---------- Source data ----------
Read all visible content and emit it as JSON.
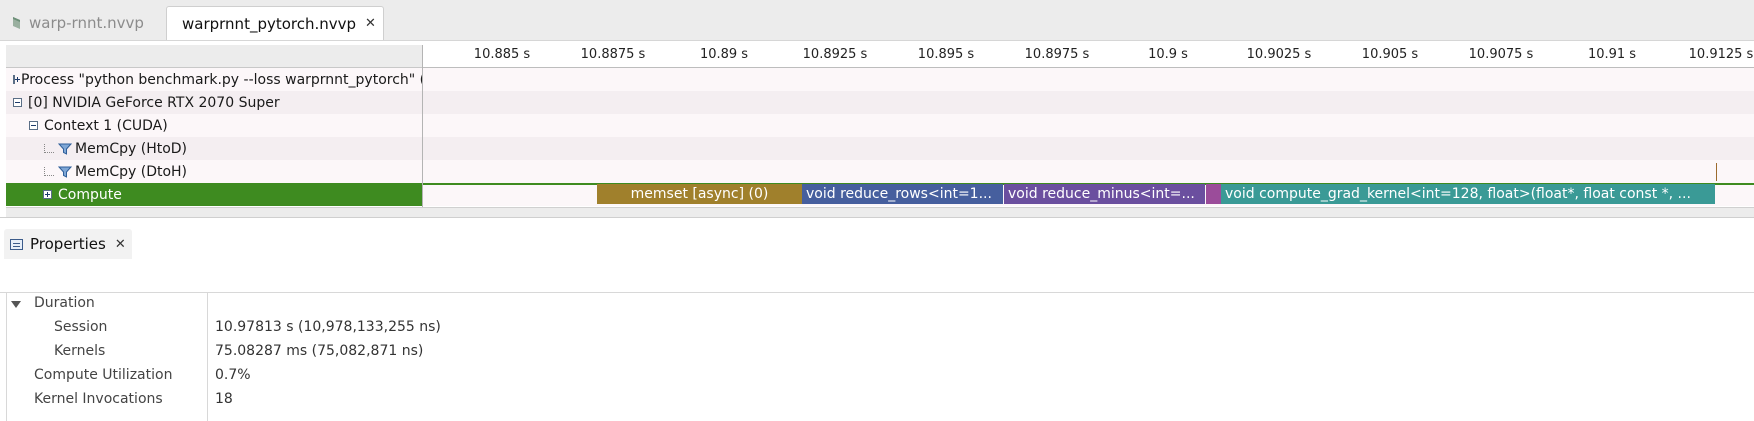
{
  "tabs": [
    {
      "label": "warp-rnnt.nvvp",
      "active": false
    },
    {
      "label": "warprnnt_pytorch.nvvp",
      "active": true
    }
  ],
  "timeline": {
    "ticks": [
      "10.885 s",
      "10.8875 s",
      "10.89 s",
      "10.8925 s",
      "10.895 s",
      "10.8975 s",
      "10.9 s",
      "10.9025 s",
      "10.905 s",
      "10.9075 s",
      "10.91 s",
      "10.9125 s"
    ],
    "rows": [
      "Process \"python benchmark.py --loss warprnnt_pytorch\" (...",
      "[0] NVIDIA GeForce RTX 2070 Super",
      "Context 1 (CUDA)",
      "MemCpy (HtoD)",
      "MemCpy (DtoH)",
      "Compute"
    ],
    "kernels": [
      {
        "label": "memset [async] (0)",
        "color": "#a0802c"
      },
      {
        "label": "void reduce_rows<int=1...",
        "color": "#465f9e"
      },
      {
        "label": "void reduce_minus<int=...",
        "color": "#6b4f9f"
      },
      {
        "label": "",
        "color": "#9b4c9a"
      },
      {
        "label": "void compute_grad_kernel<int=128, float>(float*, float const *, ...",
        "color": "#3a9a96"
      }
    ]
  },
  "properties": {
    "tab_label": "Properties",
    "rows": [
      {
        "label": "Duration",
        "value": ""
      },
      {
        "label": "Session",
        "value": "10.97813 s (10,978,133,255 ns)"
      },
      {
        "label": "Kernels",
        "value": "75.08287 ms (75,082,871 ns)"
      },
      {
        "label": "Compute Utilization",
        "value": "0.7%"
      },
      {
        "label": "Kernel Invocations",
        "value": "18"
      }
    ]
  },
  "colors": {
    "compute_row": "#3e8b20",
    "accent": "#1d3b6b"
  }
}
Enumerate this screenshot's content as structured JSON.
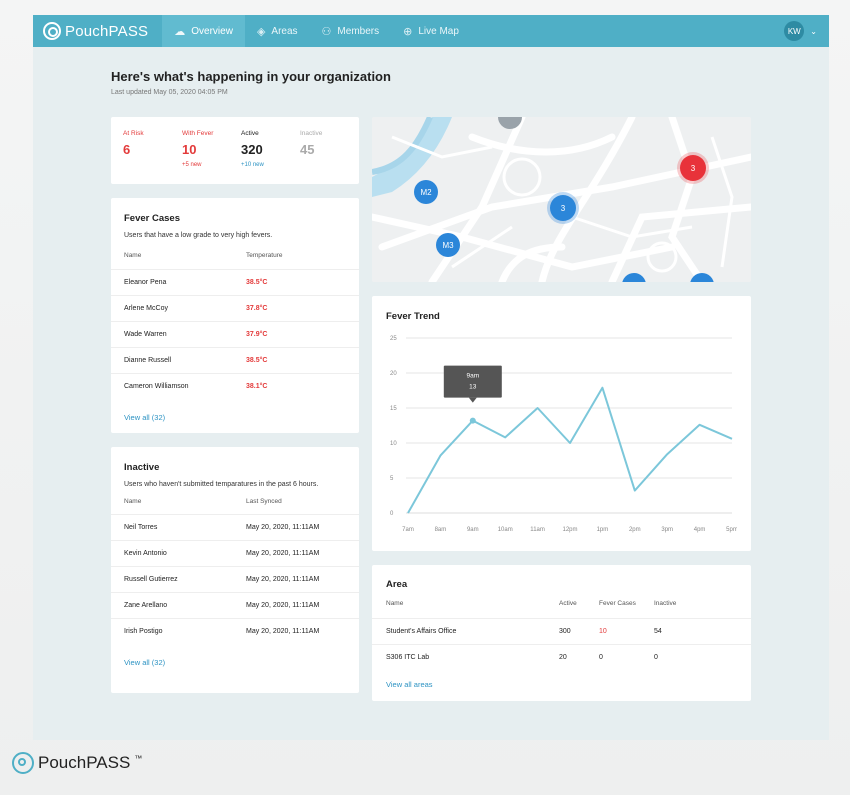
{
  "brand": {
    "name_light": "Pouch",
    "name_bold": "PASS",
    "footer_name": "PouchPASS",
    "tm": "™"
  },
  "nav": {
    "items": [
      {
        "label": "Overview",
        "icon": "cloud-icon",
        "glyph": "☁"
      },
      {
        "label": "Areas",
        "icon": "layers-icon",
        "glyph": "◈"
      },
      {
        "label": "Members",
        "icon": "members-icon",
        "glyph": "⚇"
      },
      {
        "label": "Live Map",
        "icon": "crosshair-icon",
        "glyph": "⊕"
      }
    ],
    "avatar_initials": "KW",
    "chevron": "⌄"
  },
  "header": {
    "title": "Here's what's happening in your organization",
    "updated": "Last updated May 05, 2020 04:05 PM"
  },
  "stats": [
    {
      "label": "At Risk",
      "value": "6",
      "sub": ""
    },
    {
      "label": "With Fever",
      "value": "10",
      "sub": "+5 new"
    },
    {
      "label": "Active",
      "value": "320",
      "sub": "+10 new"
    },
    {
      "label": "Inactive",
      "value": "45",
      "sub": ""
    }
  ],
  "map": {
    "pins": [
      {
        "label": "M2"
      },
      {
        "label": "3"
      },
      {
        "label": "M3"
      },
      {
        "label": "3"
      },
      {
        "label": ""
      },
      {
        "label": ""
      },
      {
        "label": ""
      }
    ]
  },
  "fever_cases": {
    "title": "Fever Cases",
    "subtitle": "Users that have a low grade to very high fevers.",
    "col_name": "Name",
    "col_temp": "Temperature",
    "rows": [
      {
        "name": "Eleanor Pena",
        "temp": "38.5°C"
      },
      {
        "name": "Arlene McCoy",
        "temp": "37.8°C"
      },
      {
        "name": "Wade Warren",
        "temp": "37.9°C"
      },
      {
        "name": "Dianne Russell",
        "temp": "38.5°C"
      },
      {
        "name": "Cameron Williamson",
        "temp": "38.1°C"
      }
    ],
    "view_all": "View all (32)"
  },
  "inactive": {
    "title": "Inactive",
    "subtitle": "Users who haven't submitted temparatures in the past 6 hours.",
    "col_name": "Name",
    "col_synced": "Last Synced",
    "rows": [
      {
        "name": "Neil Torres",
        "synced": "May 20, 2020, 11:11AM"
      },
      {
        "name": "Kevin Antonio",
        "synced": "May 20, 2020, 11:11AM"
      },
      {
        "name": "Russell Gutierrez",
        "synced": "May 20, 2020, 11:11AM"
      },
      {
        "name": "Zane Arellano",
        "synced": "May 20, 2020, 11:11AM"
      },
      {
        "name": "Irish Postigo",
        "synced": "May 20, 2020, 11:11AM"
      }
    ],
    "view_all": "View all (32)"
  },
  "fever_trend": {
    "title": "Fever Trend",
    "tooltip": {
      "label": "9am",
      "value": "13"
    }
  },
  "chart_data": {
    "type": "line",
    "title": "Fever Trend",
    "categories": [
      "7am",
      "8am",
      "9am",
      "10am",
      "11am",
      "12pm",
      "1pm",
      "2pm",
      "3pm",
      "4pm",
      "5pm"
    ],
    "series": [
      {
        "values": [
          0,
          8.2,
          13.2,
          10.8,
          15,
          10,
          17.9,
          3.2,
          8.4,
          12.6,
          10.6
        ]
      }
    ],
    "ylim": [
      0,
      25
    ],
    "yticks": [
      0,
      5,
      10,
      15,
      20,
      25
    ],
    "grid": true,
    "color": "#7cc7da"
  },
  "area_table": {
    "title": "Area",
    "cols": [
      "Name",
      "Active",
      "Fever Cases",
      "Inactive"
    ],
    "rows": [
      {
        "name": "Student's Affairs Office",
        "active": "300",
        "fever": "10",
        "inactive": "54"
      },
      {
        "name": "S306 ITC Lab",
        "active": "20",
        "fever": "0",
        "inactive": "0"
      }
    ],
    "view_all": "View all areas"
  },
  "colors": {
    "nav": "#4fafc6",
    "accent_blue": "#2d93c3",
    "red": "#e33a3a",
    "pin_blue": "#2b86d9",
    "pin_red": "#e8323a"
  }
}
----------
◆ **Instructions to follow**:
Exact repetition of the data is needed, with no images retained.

◆ **Answer to the exercise**:
Read all visible content and emit it as JSON.
{
  "tabs": [
    {
      "label": "warp-rnnt.nvvp",
      "active": false
    },
    {
      "label": "warprnnt_pytorch.nvvp",
      "active": true
    }
  ],
  "timeline": {
    "ticks": [
      "10.885 s",
      "10.8875 s",
      "10.89 s",
      "10.8925 s",
      "10.895 s",
      "10.8975 s",
      "10.9 s",
      "10.9025 s",
      "10.905 s",
      "10.9075 s",
      "10.91 s",
      "10.9125 s"
    ],
    "rows": [
      "Process \"python benchmark.py --loss warprnnt_pytorch\" (...",
      "[0] NVIDIA GeForce RTX 2070 Super",
      "Context 1 (CUDA)",
      "MemCpy (HtoD)",
      "MemCpy (DtoH)",
      "Compute"
    ],
    "kernels": [
      {
        "label": "memset [async] (0)",
        "color": "#a0802c"
      },
      {
        "label": "void reduce_rows<int=1...",
        "color": "#465f9e"
      },
      {
        "label": "void reduce_minus<int=...",
        "color": "#6b4f9f"
      },
      {
        "label": "",
        "color": "#9b4c9a"
      },
      {
        "label": "void compute_grad_kernel<int=128, float>(float*, float const *, ...",
        "color": "#3a9a96"
      }
    ]
  },
  "properties": {
    "tab_label": "Properties",
    "rows": [
      {
        "label": "Duration",
        "value": ""
      },
      {
        "label": "Session",
        "value": "10.97813 s (10,978,133,255 ns)"
      },
      {
        "label": "Kernels",
        "value": "75.08287 ms (75,082,871 ns)"
      },
      {
        "label": "Compute Utilization",
        "value": "0.7%"
      },
      {
        "label": "Kernel Invocations",
        "value": "18"
      }
    ]
  },
  "colors": {
    "compute_row": "#3e8b20",
    "accent": "#1d3b6b"
  }
}
Enumerate this screenshot's content as structured JSON.
{
  "brand": {
    "name_light": "Pouch",
    "name_bold": "PASS",
    "footer_name": "PouchPASS",
    "tm": "™"
  },
  "nav": {
    "items": [
      {
        "label": "Overview",
        "icon": "cloud-icon",
        "glyph": "☁"
      },
      {
        "label": "Areas",
        "icon": "layers-icon",
        "glyph": "◈"
      },
      {
        "label": "Members",
        "icon": "members-icon",
        "glyph": "⚇"
      },
      {
        "label": "Live Map",
        "icon": "crosshair-icon",
        "glyph": "⊕"
      }
    ],
    "avatar_initials": "KW",
    "chevron": "⌄"
  },
  "header": {
    "title": "Here's what's happening in your organization",
    "updated": "Last updated May 05, 2020 04:05 PM"
  },
  "stats": [
    {
      "label": "At Risk",
      "value": "6",
      "sub": ""
    },
    {
      "label": "With Fever",
      "value": "10",
      "sub": "+5 new"
    },
    {
      "label": "Active",
      "value": "320",
      "sub": "+10 new"
    },
    {
      "label": "Inactive",
      "value": "45",
      "sub": ""
    }
  ],
  "map": {
    "pins": [
      {
        "label": "M2"
      },
      {
        "label": "3"
      },
      {
        "label": "M3"
      },
      {
        "label": "3"
      },
      {
        "label": ""
      },
      {
        "label": ""
      },
      {
        "label": ""
      }
    ]
  },
  "fever_cases": {
    "title": "Fever Cases",
    "subtitle": "Users that have a low grade to very high fevers.",
    "col_name": "Name",
    "col_temp": "Temperature",
    "rows": [
      {
        "name": "Eleanor Pena",
        "temp": "38.5°C"
      },
      {
        "name": "Arlene McCoy",
        "temp": "37.8°C"
      },
      {
        "name": "Wade Warren",
        "temp": "37.9°C"
      },
      {
        "name": "Dianne Russell",
        "temp": "38.5°C"
      },
      {
        "name": "Cameron Williamson",
        "temp": "38.1°C"
      }
    ],
    "view_all": "View all (32)"
  },
  "inactive": {
    "title": "Inactive",
    "subtitle": "Users who haven't submitted temparatures in the past 6 hours.",
    "col_name": "Name",
    "col_synced": "Last Synced",
    "rows": [
      {
        "name": "Neil Torres",
        "synced": "May 20, 2020, 11:11AM"
      },
      {
        "name": "Kevin Antonio",
        "synced": "May 20, 2020, 11:11AM"
      },
      {
        "name": "Russell Gutierrez",
        "synced": "May 20, 2020, 11:11AM"
      },
      {
        "name": "Zane Arellano",
        "synced": "May 20, 2020, 11:11AM"
      },
      {
        "name": "Irish Postigo",
        "synced": "May 20, 2020, 11:11AM"
      }
    ],
    "view_all": "View all (32)"
  },
  "fever_trend": {
    "title": "Fever Trend",
    "tooltip": {
      "label": "9am",
      "value": "13"
    }
  },
  "chart_data": {
    "type": "line",
    "title": "Fever Trend",
    "categories": [
      "7am",
      "8am",
      "9am",
      "10am",
      "11am",
      "12pm",
      "1pm",
      "2pm",
      "3pm",
      "4pm",
      "5pm"
    ],
    "series": [
      {
        "values": [
          0,
          8.2,
          13.2,
          10.8,
          15,
          10,
          17.9,
          3.2,
          8.4,
          12.6,
          10.6
        ]
      }
    ],
    "ylim": [
      0,
      25
    ],
    "yticks": [
      0,
      5,
      10,
      15,
      20,
      25
    ],
    "grid": true,
    "color": "#7cc7da"
  },
  "area_table": {
    "title": "Area",
    "cols": [
      "Name",
      "Active",
      "Fever Cases",
      "Inactive"
    ],
    "rows": [
      {
        "name": "Student's Affairs Office",
        "active": "300",
        "fever": "10",
        "inactive": "54"
      },
      {
        "name": "S306 ITC Lab",
        "active": "20",
        "fever": "0",
        "inactive": "0"
      }
    ],
    "view_all": "View all areas"
  },
  "colors": {
    "nav": "#4fafc6",
    "accent_blue": "#2d93c3",
    "red": "#e33a3a",
    "pin_blue": "#2b86d9",
    "pin_red": "#e8323a"
  }
}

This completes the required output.